Indeed, I drove my 1930 Chrysler Imperial through a “Bushville” just the other day. It was filled with lean hobos heating tins of lima beans over open fires. Very sad. Most of them used to be Chrysler stockholders, apparently, until they lost their fortunes when the Obama administration raced that company through an extra-legal bankruptcy and turned 55 percent ownership of it over to the UAW.

But speaking of tins, Tanenhaus seems to have a tin ear. It’s liberals, after all, who are disconnected from the conversations going on around the country.

For example, media elites assure us that the economic worst is behind us. “Some companies came through the recently ended recession with flying colors,” opened a story on Slate magazine on Nov. 7. Break out the bubbly; the recession is over! Except -- it doesn’t feel over. Unemployment is 10.2 percent. Americans aren’t living in “Bushvilles,” but most worry about jobs.

How have liberals in Congress reacted? They’ve passed bills that destroyed valuable assets (cash for clunkers), would implement new taxes in an effort to stop phantom global warming (cap and trade legislation) and would impose expensive new burdens on employers and workers (through mandatory health insurance).

Not to worry, though. Once they’ve dealt with health care and saved the planet, they’ll tackle employment. “During the Senate Democrats’ lunch Tuesday (Nov. 17),” The Hill newspaper reported, “Majority Leader Harry Reid (Nev.) announced that an initiative focusing on jobs would soon be a priority.” No hurry, apparently.
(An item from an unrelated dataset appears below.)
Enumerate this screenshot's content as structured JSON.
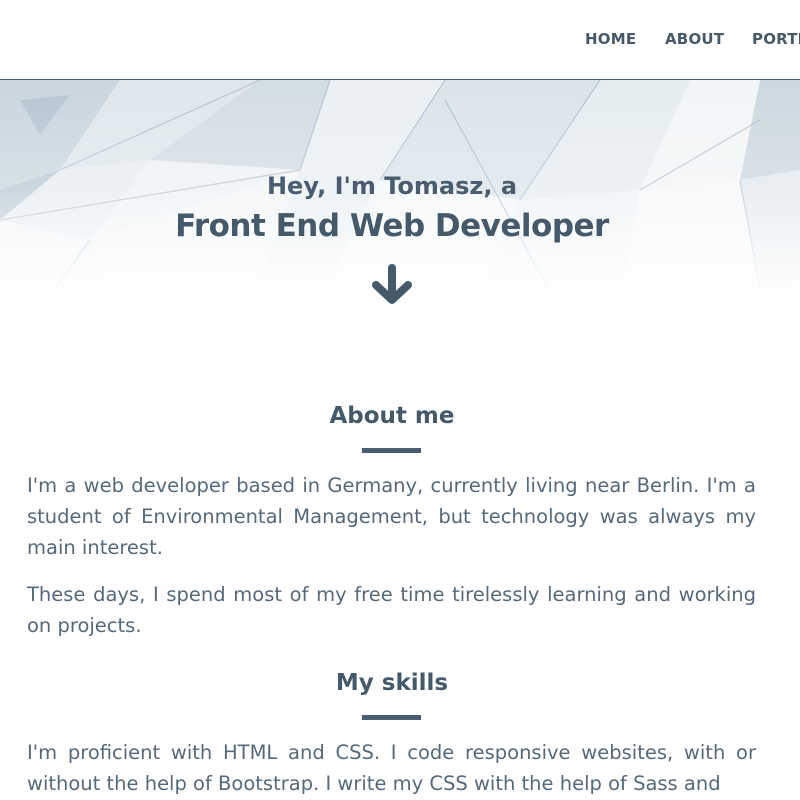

Rich Tucker

Rich Tucker is a communications professional and a columnist for